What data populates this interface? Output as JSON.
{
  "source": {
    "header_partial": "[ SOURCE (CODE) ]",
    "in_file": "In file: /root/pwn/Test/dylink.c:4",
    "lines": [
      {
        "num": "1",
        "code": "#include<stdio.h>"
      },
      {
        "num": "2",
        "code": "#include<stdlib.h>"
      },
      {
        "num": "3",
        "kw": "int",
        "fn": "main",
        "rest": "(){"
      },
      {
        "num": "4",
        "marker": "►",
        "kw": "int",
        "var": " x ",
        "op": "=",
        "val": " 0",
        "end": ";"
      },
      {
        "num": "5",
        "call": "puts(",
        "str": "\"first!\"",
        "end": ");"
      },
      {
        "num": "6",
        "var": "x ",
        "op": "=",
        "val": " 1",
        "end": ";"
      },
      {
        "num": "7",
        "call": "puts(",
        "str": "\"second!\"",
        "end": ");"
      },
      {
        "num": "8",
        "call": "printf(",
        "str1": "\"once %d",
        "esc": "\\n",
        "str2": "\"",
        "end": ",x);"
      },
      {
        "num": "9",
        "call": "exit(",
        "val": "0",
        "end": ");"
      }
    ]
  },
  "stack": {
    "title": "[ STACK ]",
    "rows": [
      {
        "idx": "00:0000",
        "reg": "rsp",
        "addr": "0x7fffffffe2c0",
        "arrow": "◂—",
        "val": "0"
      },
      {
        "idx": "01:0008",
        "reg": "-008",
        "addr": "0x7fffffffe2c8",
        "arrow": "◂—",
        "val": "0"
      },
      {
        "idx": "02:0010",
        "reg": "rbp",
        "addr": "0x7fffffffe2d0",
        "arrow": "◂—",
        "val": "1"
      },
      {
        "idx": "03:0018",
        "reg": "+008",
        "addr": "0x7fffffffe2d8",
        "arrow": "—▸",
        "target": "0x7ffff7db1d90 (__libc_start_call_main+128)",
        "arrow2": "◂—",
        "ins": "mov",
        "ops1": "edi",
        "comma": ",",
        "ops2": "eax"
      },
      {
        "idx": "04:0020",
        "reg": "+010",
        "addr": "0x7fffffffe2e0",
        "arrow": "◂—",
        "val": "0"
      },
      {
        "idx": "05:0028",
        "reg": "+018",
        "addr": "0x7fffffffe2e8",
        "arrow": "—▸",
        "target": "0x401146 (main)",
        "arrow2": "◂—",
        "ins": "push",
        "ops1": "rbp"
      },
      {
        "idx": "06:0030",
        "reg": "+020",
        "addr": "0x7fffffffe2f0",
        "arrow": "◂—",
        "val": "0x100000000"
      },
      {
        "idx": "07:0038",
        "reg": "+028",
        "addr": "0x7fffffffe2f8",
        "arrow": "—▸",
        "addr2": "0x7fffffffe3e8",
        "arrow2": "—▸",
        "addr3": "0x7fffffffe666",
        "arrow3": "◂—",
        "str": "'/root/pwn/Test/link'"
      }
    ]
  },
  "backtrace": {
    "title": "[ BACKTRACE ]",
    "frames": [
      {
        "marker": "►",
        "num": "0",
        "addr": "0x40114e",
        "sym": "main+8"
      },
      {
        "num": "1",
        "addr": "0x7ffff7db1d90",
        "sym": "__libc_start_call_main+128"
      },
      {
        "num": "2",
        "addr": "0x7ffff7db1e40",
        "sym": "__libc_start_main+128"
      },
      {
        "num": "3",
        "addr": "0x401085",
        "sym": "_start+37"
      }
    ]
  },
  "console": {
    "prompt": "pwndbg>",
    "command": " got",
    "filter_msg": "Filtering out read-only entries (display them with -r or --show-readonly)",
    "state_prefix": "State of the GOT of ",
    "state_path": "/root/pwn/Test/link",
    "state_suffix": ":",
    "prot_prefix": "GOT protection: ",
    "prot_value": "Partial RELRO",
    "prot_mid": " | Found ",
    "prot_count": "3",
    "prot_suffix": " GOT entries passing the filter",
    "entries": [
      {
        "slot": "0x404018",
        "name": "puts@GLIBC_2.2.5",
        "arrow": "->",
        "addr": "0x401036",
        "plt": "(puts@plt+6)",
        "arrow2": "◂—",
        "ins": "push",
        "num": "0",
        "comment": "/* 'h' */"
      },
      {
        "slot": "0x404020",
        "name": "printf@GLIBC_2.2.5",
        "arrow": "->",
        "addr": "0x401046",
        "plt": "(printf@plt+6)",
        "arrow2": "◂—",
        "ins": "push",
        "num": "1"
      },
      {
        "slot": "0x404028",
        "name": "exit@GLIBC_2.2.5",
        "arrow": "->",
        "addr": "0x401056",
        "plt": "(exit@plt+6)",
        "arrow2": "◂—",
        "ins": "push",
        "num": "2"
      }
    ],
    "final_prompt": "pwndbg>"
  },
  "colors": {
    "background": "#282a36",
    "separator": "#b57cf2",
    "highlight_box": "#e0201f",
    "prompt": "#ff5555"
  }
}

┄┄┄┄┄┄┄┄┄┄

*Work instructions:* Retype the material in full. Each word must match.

*Exercise output:*
What data populates this interface? Output as JSON.
{
  "source": {
    "header_partial": "[ SOURCE (CODE) ]",
    "in_file": "In file: /root/pwn/Test/dylink.c:4",
    "lines": [
      {
        "num": "1",
        "code": "#include<stdio.h>"
      },
      {
        "num": "2",
        "code": "#include<stdlib.h>"
      },
      {
        "num": "3",
        "kw": "int",
        "fn": "main",
        "rest": "(){"
      },
      {
        "num": "4",
        "marker": "►",
        "kw": "int",
        "var": " x ",
        "op": "=",
        "val": " 0",
        "end": ";"
      },
      {
        "num": "5",
        "call": "puts(",
        "str": "\"first!\"",
        "end": ");"
      },
      {
        "num": "6",
        "var": "x ",
        "op": "=",
        "val": " 1",
        "end": ";"
      },
      {
        "num": "7",
        "call": "puts(",
        "str": "\"second!\"",
        "end": ");"
      },
      {
        "num": "8",
        "call": "printf(",
        "str1": "\"once %d",
        "esc": "\\n",
        "str2": "\"",
        "end": ",x);"
      },
      {
        "num": "9",
        "call": "exit(",
        "val": "0",
        "end": ");"
      }
    ]
  },
  "stack": {
    "title": "[ STACK ]",
    "rows": [
      {
        "idx": "00:0000",
        "reg": "rsp",
        "addr": "0x7fffffffe2c0",
        "arrow": "◂—",
        "val": "0"
      },
      {
        "idx": "01:0008",
        "reg": "-008",
        "addr": "0x7fffffffe2c8",
        "arrow": "◂—",
        "val": "0"
      },
      {
        "idx": "02:0010",
        "reg": "rbp",
        "addr": "0x7fffffffe2d0",
        "arrow": "◂—",
        "val": "1"
      },
      {
        "idx": "03:0018",
        "reg": "+008",
        "addr": "0x7fffffffe2d8",
        "arrow": "—▸",
        "target": "0x7ffff7db1d90 (__libc_start_call_main+128)",
        "arrow2": "◂—",
        "ins": "mov",
        "ops1": "edi",
        "comma": ",",
        "ops2": "eax"
      },
      {
        "idx": "04:0020",
        "reg": "+010",
        "addr": "0x7fffffffe2e0",
        "arrow": "◂—",
        "val": "0"
      },
      {
        "idx": "05:0028",
        "reg": "+018",
        "addr": "0x7fffffffe2e8",
        "arrow": "—▸",
        "target": "0x401146 (main)",
        "arrow2": "◂—",
        "ins": "push",
        "ops1": "rbp"
      },
      {
        "idx": "06:0030",
        "reg": "+020",
        "addr": "0x7fffffffe2f0",
        "arrow": "◂—",
        "val": "0x100000000"
      },
      {
        "idx": "07:0038",
        "reg": "+028",
        "addr": "0x7fffffffe2f8",
        "arrow": "—▸",
        "addr2": "0x7fffffffe3e8",
        "arrow2": "—▸",
        "addr3": "0x7fffffffe666",
        "arrow3": "◂—",
        "str": "'/root/pwn/Test/link'"
      }
    ]
  },
  "backtrace": {
    "title": "[ BACKTRACE ]",
    "frames": [
      {
        "marker": "►",
        "num": "0",
        "addr": "0x40114e",
        "sym": "main+8"
      },
      {
        "num": "1",
        "addr": "0x7ffff7db1d90",
        "sym": "__libc_start_call_main+128"
      },
      {
        "num": "2",
        "addr": "0x7ffff7db1e40",
        "sym": "__libc_start_main+128"
      },
      {
        "num": "3",
        "addr": "0x401085",
        "sym": "_start+37"
      }
    ]
  },
  "console": {
    "prompt": "pwndbg>",
    "command": " got",
    "filter_msg": "Filtering out read-only entries (display them with -r or --show-readonly)",
    "state_prefix": "State of the GOT of ",
    "state_path": "/root/pwn/Test/link",
    "state_suffix": ":",
    "prot_prefix": "GOT protection: ",
    "prot_value": "Partial RELRO",
    "prot_mid": " | Found ",
    "prot_count": "3",
    "prot_suffix": " GOT entries passing the filter",
    "entries": [
      {
        "slot": "0x404018",
        "name": "puts@GLIBC_2.2.5",
        "arrow": "->",
        "addr": "0x401036",
        "plt": "(puts@plt+6)",
        "arrow2": "◂—",
        "ins": "push",
        "num": "0",
        "comment": "/* 'h' */"
      },
      {
        "slot": "0x404020",
        "name": "printf@GLIBC_2.2.5",
        "arrow": "->",
        "addr": "0x401046",
        "plt": "(printf@plt+6)",
        "arrow2": "◂—",
        "ins": "push",
        "num": "1"
      },
      {
        "slot": "0x404028",
        "name": "exit@GLIBC_2.2.5",
        "arrow": "->",
        "addr": "0x401056",
        "plt": "(exit@plt+6)",
        "arrow2": "◂—",
        "ins": "push",
        "num": "2"
      }
    ],
    "final_prompt": "pwndbg>"
  },
  "colors": {
    "background": "#282a36",
    "separator": "#b57cf2",
    "highlight_box": "#e0201f",
    "prompt": "#ff5555"
  }
}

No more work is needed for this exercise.